Still, there remain old-fashioned methods of clearing a school. After an assembly at the Hillside Middle School about the bomb threats, someone pulled a fire alarm, which caused an evacuation.
Student’s Facebook Page Ends with Goodbye; Then He Shoots Two, Kills Himself
While Mark Zuckerberg was recently named Time Magazine’s Person of the Year, his Facebook social Web site sometimes is used by students to post threats to schools or to document troubling messages. Some school security executives and law enforcement officials suggest that these sites might one day be a source for early warnings of potential school violence incidents. Photo courtesy Time Magazine
Oh, what Mark Zuckerberg has wrought when he helped invent Facebook? Or are these social sites a new early warning sign for schools fighting the potential of violence? What happened earlier this year in an Omaha high school is both rare and tragic. But the incident underlines government and industry research that shows there are often warning signs before the gunfire begins. The son of a police detective opened fire at the high school, fatally wounding the assistant principal and forcing panicked students to take cover in the kitchen of the building just as they returned from holiday break. The gunman, who had attended the school for no more than two months, also wounded the principal before fleeing from the scene and fatally shooting himself in his car. The vice principal died at a hospital hours after the shooting. In a rambling Facebook post filled with expletives, the shooter warned days earlier that people would hear about the “evil” things he did and wrote that the school drove him to violence. He wrote that the Omaha school was worse than his previous one, and that the new city had changed him. He apologized and said he wanted people to remember him for who he was before affecting “the lives of the families I ruined.” The post ended with “goodbye.”

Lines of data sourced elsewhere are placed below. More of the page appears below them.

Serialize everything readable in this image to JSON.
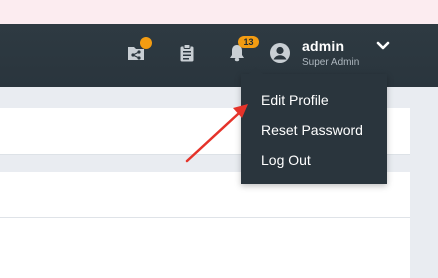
{
  "colors": {
    "navbar": "#2b363e",
    "badge": "#f39c12",
    "arrow": "#e5332a",
    "page_bg": "#e9ecf1"
  },
  "navbar": {
    "icons": [
      {
        "name": "share-folder-icon"
      },
      {
        "name": "clipboard-icon"
      },
      {
        "name": "bell-icon"
      }
    ],
    "notifications_count": "13",
    "user": {
      "name": "admin",
      "role": "Super Admin",
      "avatar_icon": "user-circle-icon",
      "dropdown_icon": "chevron-down-icon"
    }
  },
  "user_menu": {
    "items": [
      {
        "label": "Edit Profile"
      },
      {
        "label": "Reset Password"
      },
      {
        "label": "Log Out"
      }
    ]
  },
  "annotation": {
    "type": "red-arrow",
    "points_to": "Edit Profile"
  }
}
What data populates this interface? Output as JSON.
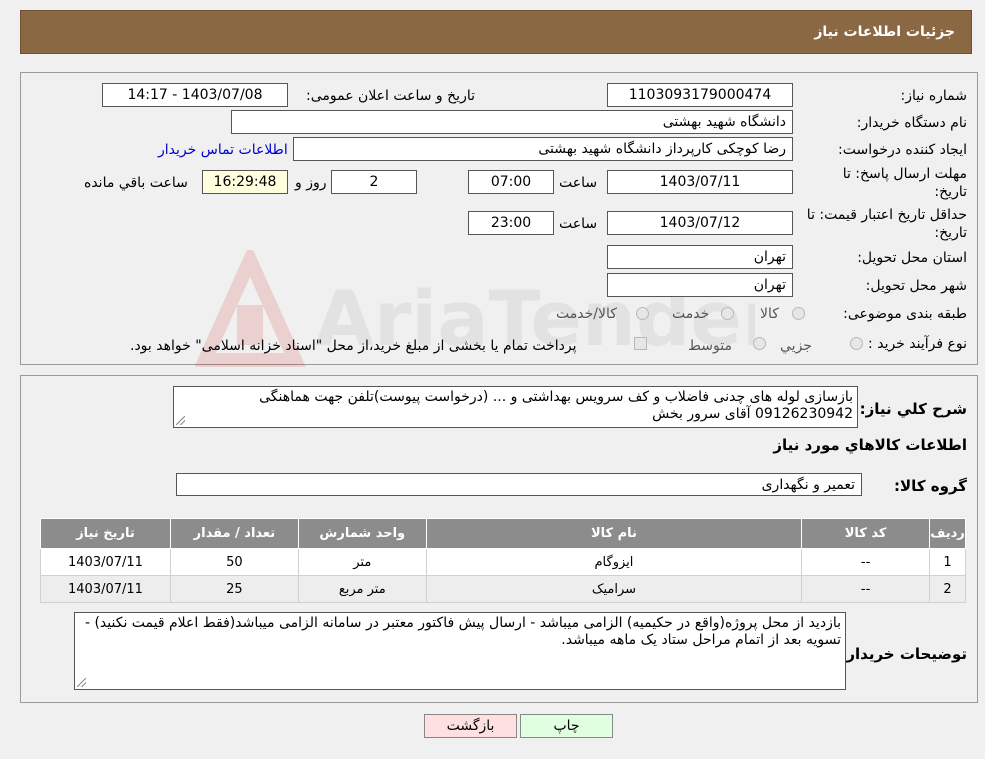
{
  "header": {
    "title": "جزئیات اطلاعات نیاز"
  },
  "form": {
    "need_number_label": "شماره نیاز:",
    "need_number": "1103093179000474",
    "announce_label": "تاریخ و ساعت اعلان عمومی:",
    "announce_value": "1403/07/08 - 14:17",
    "buyer_org_label": "نام دستگاه خریدار:",
    "buyer_org": "دانشگاه شهید بهشتی",
    "requester_label": "ایجاد کننده درخواست:",
    "requester": "رضا کوچکی کارپرداز دانشگاه شهید بهشتی",
    "contact_link": "اطلاعات تماس خریدار",
    "deadline_label_1": "مهلت ارسال پاسخ: تا",
    "deadline_label_2": "تاریخ:",
    "deadline_date": "1403/07/11",
    "hour_label": "ساعت",
    "deadline_time": "07:00",
    "days_value": "2",
    "days_label": "روز و",
    "remaining_time": "16:29:48",
    "remaining_label": "ساعت باقي مانده",
    "validity_label_1": "حداقل تاریخ اعتبار قیمت: تا",
    "validity_label_2": "تاریخ:",
    "validity_date": "1403/07/12",
    "validity_time": "23:00",
    "province_label": "استان محل تحویل:",
    "province": "تهران",
    "city_label": "شهر محل تحویل:",
    "city": "تهران",
    "category_label": "طبقه بندی موضوعی:",
    "category_options": [
      "کالا",
      "خدمت",
      "کالا/خدمت"
    ],
    "process_label": "نوع فرآیند خرید :",
    "process_options": [
      "جزیي",
      "متوسط"
    ],
    "process_note": "پرداخت تمام یا بخشی از مبلغ خرید،از محل \"اسناد خزانه اسلامی\" خواهد بود."
  },
  "details": {
    "description_label": "شرح کلي نياز:",
    "description": "بازسازی لوله های چدنی فاضلاب و کف سرویس بهداشتی و ... (درخواست پیوست)تلفن جهت هماهنگی 09126230942 آقای سرور بخش",
    "goods_info_title": "اطلاعات کالاهاي مورد نياز",
    "goods_group_label": "گروه کالا:",
    "goods_group": "تعمیر و نگهداری"
  },
  "table": {
    "headers": [
      "رديف",
      "کد کالا",
      "نام کالا",
      "واحد شمارش",
      "تعداد / مقدار",
      "تاریخ نیاز"
    ],
    "rows": [
      [
        "1",
        "--",
        "ایزوگام",
        "متر",
        "50",
        "1403/07/11"
      ],
      [
        "2",
        "--",
        "سرامیک",
        "متر مربع",
        "25",
        "1403/07/11"
      ]
    ]
  },
  "buyer_notes": {
    "label": "توضیحات خریدار:",
    "text": "بازدید از محل پروژه(واقع در حکیمیه) الزامی میباشد - ارسال پیش فاکتور معتبر در سامانه الزامی میباشد(فقط اعلام قیمت نکنید) - تسویه بعد از اتمام مراحل ستاد یک ماهه میباشد."
  },
  "buttons": {
    "print": "چاپ",
    "back": "بازگشت"
  },
  "watermark": {
    "text": "AriaTender.neT"
  },
  "colors": {
    "header_bg": "#8b6844",
    "table_header": "#8c8c8c",
    "back_button": "#ffe0e0",
    "print_button": "#e0ffe0"
  }
}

As part of its National Threat Assessment Center, the U.S. Secret Service has a Safe School Initiative, a study of school shootings and other school-based attacks that was conducted in collaboration with the U.S. Department of Education. The study examined school shootings in the United States as far back as 1974 and involved extensive review of police records, school records, court documents and other source materials, and included interviews with school shooters.
The study found that school shootings are rarely impulsive acts. Rather, they are typically thought out and planned in advance. In addition, prior to most shootings, other kids knew the shooting was to occur but did not alert an adult. Very few of the attackers, however, ever directed threats to their targets before the attack. The study findings also revealed that there is no “profile” of a school shooter; instead, the students who carried out the attacks differed from one another in numerous ways. Still, almost every attacker had engaged in behavior before the shooting that seriously concerned at least one adult and, for many, had concerned three or more different adults.
The findings from the study suggest that some school attacks may be preventable, and that students can play an important role in prevention efforts. Using the study findings, the Secret Service and Department of Education modified their threat assessment approach for use in schools to give school and law enforcement professionals tools for investigating threats in school, managing situations of concern, and creating safe school climates.